### Task statement
Go through the lines below and copy any that hold the string "this".

### Excerpted data
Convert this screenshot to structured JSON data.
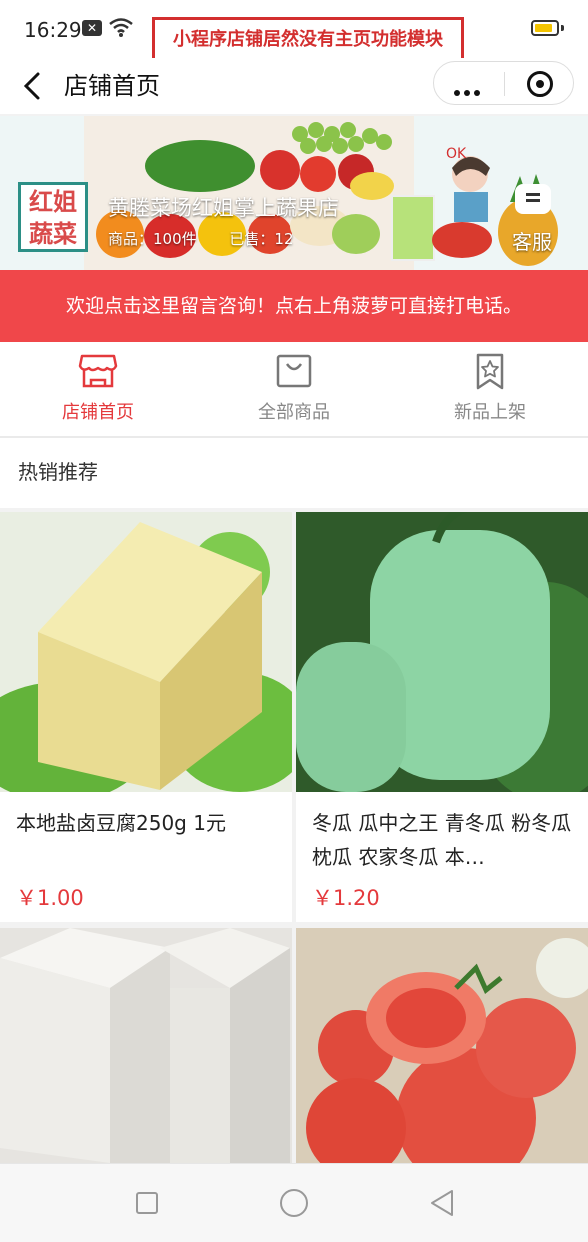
{
  "status_bar": {
    "time": "16:29"
  },
  "annotation": "小程序店铺居然没有主页功能模块",
  "nav": {
    "title": "店铺首页"
  },
  "store": {
    "logo_line1": "红姐",
    "logo_line2": "蔬菜",
    "name": "黄塍菜场红姐掌上蔬果店",
    "products_count": "商品：100件",
    "sold_count": "已售：12",
    "service_label": "客服",
    "banner_ok_text": "OK"
  },
  "notice": "欢迎点击这里留言咨询！点右上角菠萝可直接打电话。",
  "tabs": [
    {
      "label": "店铺首页",
      "icon": "storefront-icon",
      "active": true
    },
    {
      "label": "全部商品",
      "icon": "shopping-bag-icon",
      "active": false
    },
    {
      "label": "新品上架",
      "icon": "bookmark-star-icon",
      "active": false
    }
  ],
  "section_title": "热销推荐",
  "products": [
    {
      "title": "本地盐卤豆腐250g 1元",
      "price": "￥1.00",
      "image": "yellow-tofu-image"
    },
    {
      "title": "冬瓜 瓜中之王 青冬瓜 粉冬瓜 枕瓜 农家冬瓜 本…",
      "price": "￥1.20",
      "image": "winter-melon-image"
    },
    {
      "title": "",
      "price": "",
      "image": "white-tofu-image"
    },
    {
      "title": "",
      "price": "",
      "image": "tomato-image"
    }
  ],
  "colors": {
    "accent": "#e4393c",
    "notice_bg": "#f0474a",
    "logo_border": "#2c8f86",
    "annotation": "#d32f2f"
  }
}
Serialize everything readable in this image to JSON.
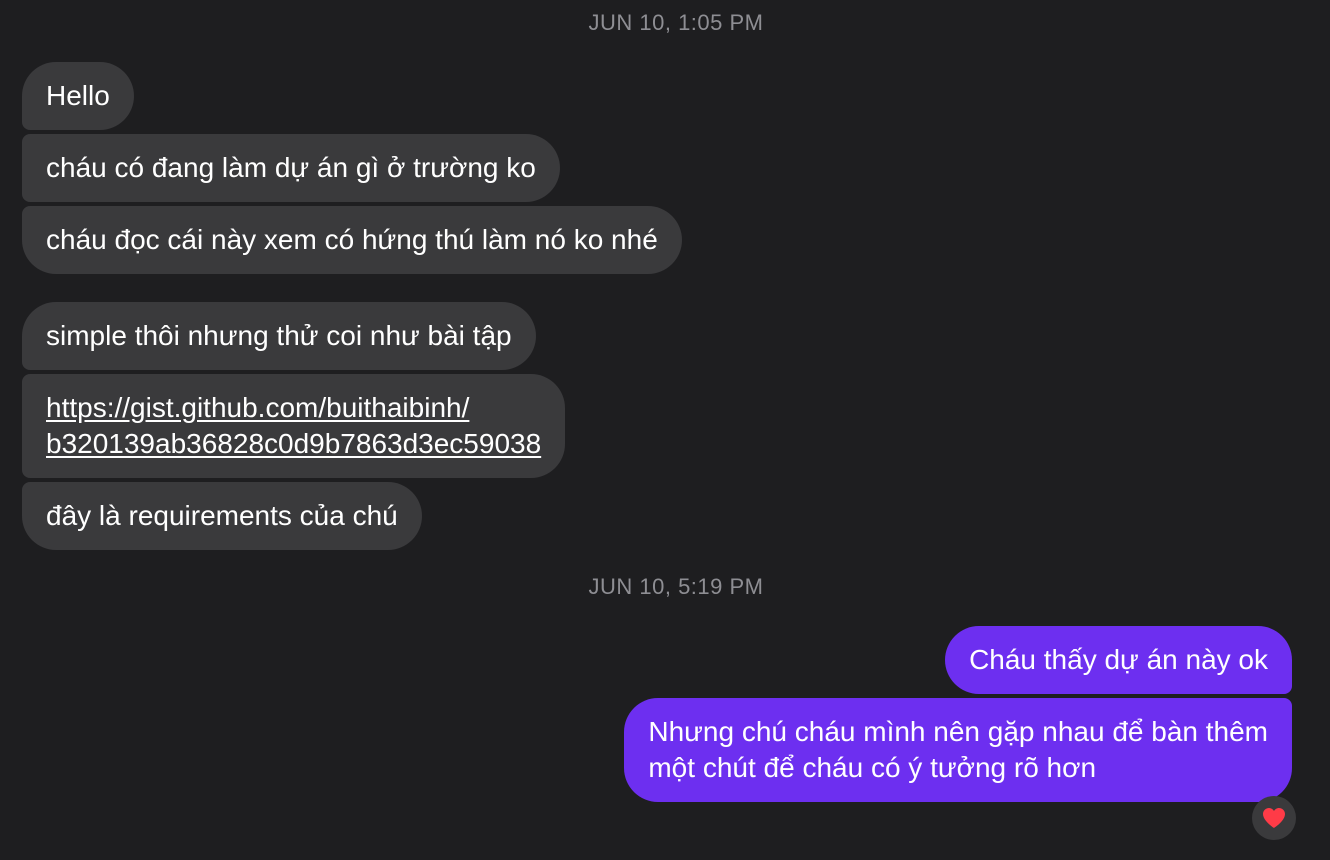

### Written answer
Convert this screenshot to structured JSON data.
Serialize everything readable in this image to JSON.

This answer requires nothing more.